Middle school field trips usually don’t entail a surprise performance by an award winning singer/songwriter such as Erykah Badu. But for students from Prestonwood Elementary, St. Philips School and Holy Trinity Catholic Schools -- Wednesday it did.
After a walking tour of the House of Blues art collection, lucky students sat through a moving musical program tracing the evolution of the blues from its roots in African culture through its emergence and evolution as a unique American musical form. Badu’s non-profit, Beautiful Love Incorporated Development (B.L.I.N.D) teamed up with The Blues School House Program band to carry students through the lyrical journey, which culminated in Badu’s impromptu performance.
“I want them to understand the origins of music. It’s quite impossible to pinpoint the origin of music because music is vibrations, but to give them a brief history of where the music they listen to today comes from," Badu said. "It’s not just as simple as rap and it’s a very intricate art form. If you’re not going to document your own history then someone else will document it for you and you no longer own it.”

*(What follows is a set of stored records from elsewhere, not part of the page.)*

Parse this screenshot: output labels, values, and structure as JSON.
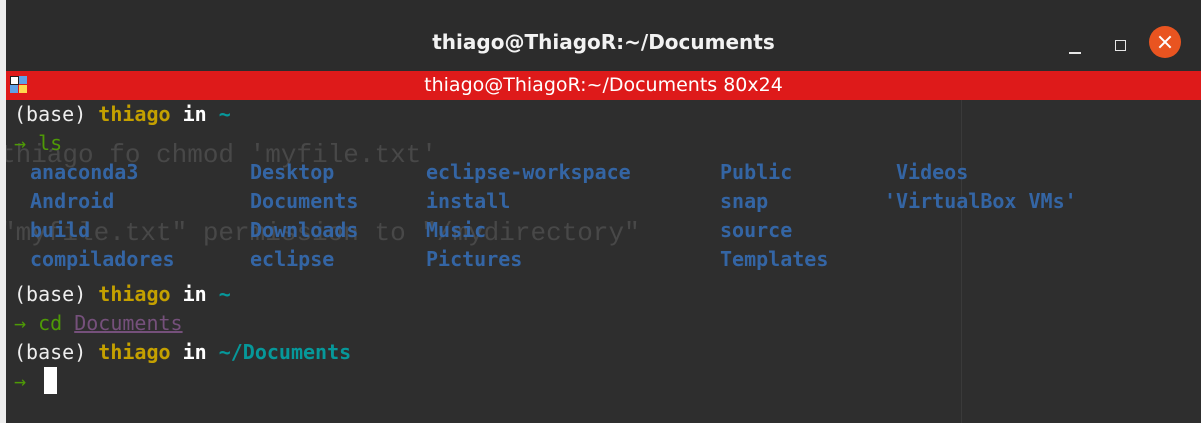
{
  "window": {
    "title": "thiago@ThiagoR:~/Documents",
    "subtitle": "thiago@ThiagoR:~/Documents 80x24",
    "accent_color": "#de1a1a",
    "close_color": "#e95420"
  },
  "terminal": {
    "lines": [
      {
        "env": "(base) ",
        "user": "thiago",
        "in": " in ",
        "path": "~"
      },
      {
        "arrow": "→",
        "cmd": " ls"
      },
      {
        "env": "(base) ",
        "user": "thiago",
        "in": " in ",
        "path": "~"
      },
      {
        "arrow": "→",
        "cmd": " cd ",
        "arg": "Documents"
      },
      {
        "env": "(base) ",
        "user": "thiago",
        "in": " in ",
        "path": "~/Documents"
      },
      {
        "arrow": "→"
      }
    ],
    "ls_output": [
      [
        "anaconda3",
        "Desktop",
        "eclipse-workspace",
        "Public",
        "Videos"
      ],
      [
        "Android",
        "Documents",
        "install",
        "snap",
        "'VirtualBox VMs'"
      ],
      [
        "build",
        "Downloads",
        "Music",
        "source",
        ""
      ],
      [
        "compiladores",
        "eclipse",
        "Pictures",
        "Templates",
        ""
      ]
    ]
  }
}
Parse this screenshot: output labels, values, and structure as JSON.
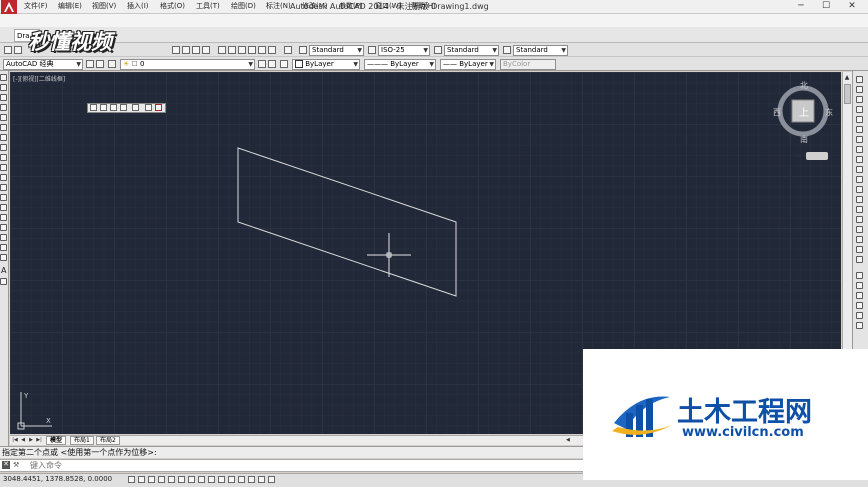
{
  "window": {
    "title": "Autodesk AutoCAD 2014 - 未注册版     Drawing1.dwg",
    "minimize": "─",
    "maximize": "☐",
    "close": "✕"
  },
  "menu": [
    "文件(F)",
    "编辑(E)",
    "视图(V)",
    "插入(I)",
    "格式(O)",
    "工具(T)",
    "绘图(D)",
    "标注(N)",
    "修改(M)",
    "参数(P)",
    "窗口(W)",
    "帮助(H)"
  ],
  "tab": {
    "label": "Dra"
  },
  "brand": "秒懂视频",
  "styles": {
    "text_style": "Standard",
    "dim_style": "ISO-25",
    "table_style": "Standard",
    "multileader_style": "Standard"
  },
  "workspace": "AutoCAD 经典",
  "layer": "0",
  "properties": {
    "color": "ByLayer",
    "linetype": "ByLayer",
    "lineweight": "ByLayer",
    "plotstyle": "ByColor"
  },
  "viewport_label": "[-][俯视][二维线框]",
  "viewcube": {
    "north": "北",
    "south": "南",
    "east": "东",
    "west": "西",
    "face": "上",
    "wcs": "WCS"
  },
  "layout_tabs": [
    "模型",
    "布局1",
    "布局2"
  ],
  "command": {
    "history": "指定第二个点或 <使用第一个点作为位移>:",
    "placeholder": "键入命令"
  },
  "status": {
    "coords": "3048.4451, 1378.8528, 0.0000"
  },
  "watermark": {
    "title": "土木工程网",
    "url": "www.civilcn.com"
  },
  "colors": {
    "canvas_bg": "#212838",
    "watermark_blue": "#0e4fa8",
    "app_logo_red": "#c0272d"
  }
}
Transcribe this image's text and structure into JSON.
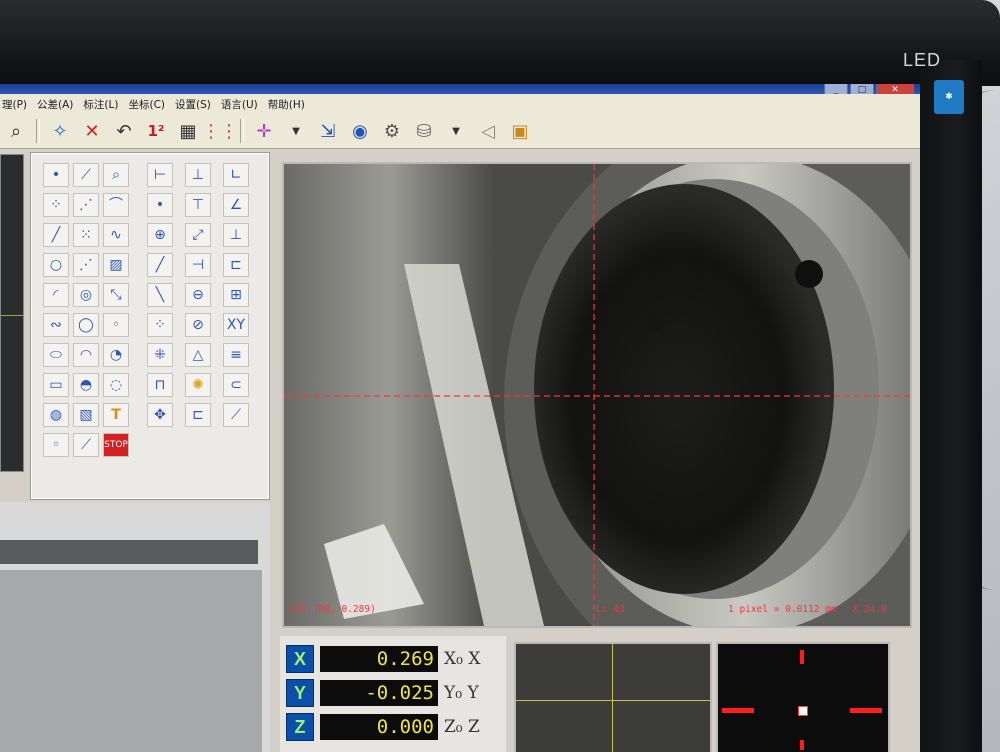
{
  "monitor": {
    "brand_label": "LED",
    "sticker_icon": "energy-star-icon"
  },
  "window": {
    "buttons": [
      "minimize",
      "maximize",
      "close"
    ]
  },
  "menu": {
    "items": [
      "理(P)",
      "公差(A)",
      "标注(L)",
      "坐标(C)",
      "设置(S)",
      "语言(U)",
      "帮助(H)"
    ]
  },
  "toolbar": {
    "icons": [
      "zoom-icon",
      "cursor-cross-icon",
      "delete-icon",
      "undo-icon",
      "sequence-icon",
      "grid-icon",
      "column-grid-icon",
      "crosshair-icon",
      "export-icon",
      "camera-icon",
      "settings-gear-icon",
      "database-icon",
      "speaker-icon",
      "image-icon"
    ]
  },
  "palette": {
    "tools": [
      "point-icon",
      "line-point-icon",
      "zoom-point-icon",
      "width-icon",
      "vertical-dist-icon",
      "angle-icon",
      "multi-point-icon",
      "dotted-line-icon",
      "arc-icon",
      "point-pick-icon",
      "horizontal-dist-icon",
      "angle-measure-icon",
      "line-icon",
      "point-cloud-icon",
      "curve-icon",
      "circle-center-icon",
      "diagonal-dist-icon",
      "level-icon",
      "circle-icon",
      "line-fit-icon",
      "hatch-icon",
      "red-line-icon",
      "vertical-bar-icon",
      "bracket-icon",
      "arc-tool-icon",
      "concentric-icon",
      "diagonal-icon",
      "slash-icon",
      "circle-measure-icon",
      "coord-icon",
      "spline-icon",
      "circle-fit-icon",
      "small-circle-icon",
      "dots-grid-icon",
      "circle-dist-icon",
      "xy-label-icon",
      "ellipse-icon",
      "arc-fit-icon",
      "sector-icon",
      "cross-dots-icon",
      "triangle-icon",
      "stack-icon",
      "rectangle-icon",
      "half-circle-icon",
      "ring-icon",
      "caliper-icon",
      "lightbulb-icon",
      "slot-icon",
      "ring-fit-icon",
      "hatch-fit-icon",
      "text-tool-icon",
      "move-icon",
      "key-slot-icon",
      "line-pick-icon",
      "circle-pick-icon",
      "pen-icon",
      "stop-icon"
    ]
  },
  "camera": {
    "coords_text": "(37.700, 0.289)",
    "length_text": "L: 43",
    "pixel_text": "1 pixel = 0.0112 mm",
    "zoom_text": "X 24.9"
  },
  "readout": {
    "x": {
      "label": "X",
      "value": "0.269",
      "sub": "X₀ X"
    },
    "y": {
      "label": "Y",
      "value": "-0.025",
      "sub": "Y₀ Y"
    },
    "z": {
      "label": "Z",
      "value": "0.000",
      "sub": "Z₀ Z"
    }
  },
  "colors": {
    "accent_blue": "#0a4fa8",
    "axis_green": "#9ff06a",
    "readout_yellow": "#f0e24a",
    "crosshair_red": "#ff3333",
    "yellow_line": "#c6c341"
  }
}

The soul singer made her entrance on-stage wearing a white satin jumpsuit and black patent leather pumps singing “Drama” off her debut album Baduizm. You could hear a No. 2 pencil drop as the rambunctious students sat in stunned silence, gazing at Badu almost as though they couldn’t believe it was the Dallas native.
She started to follow up “Drama” with a song titled “Soldier” off of her latest album New Amerykah Part One: 4th World War, and then stopped to explain the meaning of the song.
She said she was inspired to write “Soldier” by the documentary film “The Fourth World War” and its footage of people’s resistance to occupation, namely the Zapatista’s struggles in Mexico.
Badu explained: “Occupation is when the government comes in and takes the land from you without your permission. And what touched me the most was the people’s plight in Mexico -- the Zapatistas. The people were standing outside this barbed wire fence and they were singing a song. But I didn’t have to understand Spanish to know that the people were saying we want our land back. It was children, and mothers, and fathers and neighbors, aunts and uncles, the preacher for the church and workers all standing in unison singing this song. And the soldiers were standing in front of the families -- armed. The funniest thing was that the soldiers looked exactly like the people they were confronting. Somewhere along the way, some of the people had become the soldiers. How about that? So as these soldiers stood face-to-face with their own people, tears streamed down the soldiers' faces because they remembered who they were.”
It seems as though Badu’s prior stint years ago as a teacher still resonates within the artist. At the end of the day, whether she’s teaching, singing or cradling her new daughter, Badu cherishes the significance of educating today’s youth.
She has denied that any teachers, students or parents from Booker T. Washington High School For The Performing and Visual Arts have reached out to her for help in dissuading school officials from cutting funds for magnet schools. But it's pretty far-fletched a scenario to imagine the songstress not having an opinion about threats to cut teachers at some of the districts' 16 magnet schools.
Here’s what Badu had to say about it:
“Art is as essential as water. It’s the most natural form of ownership to what it is that created us. It makes us see, whether it’s visual art, singing or music or sculpting or painting or dance -- that’s the actual visual manifestation of creation, and that keeps us alive. It’s very essential and I think it would be a great mistake for DISD, or any other school system to cut out the art and turn us into robots -- into machines and computers -- and that’s not what we are,” said Badu.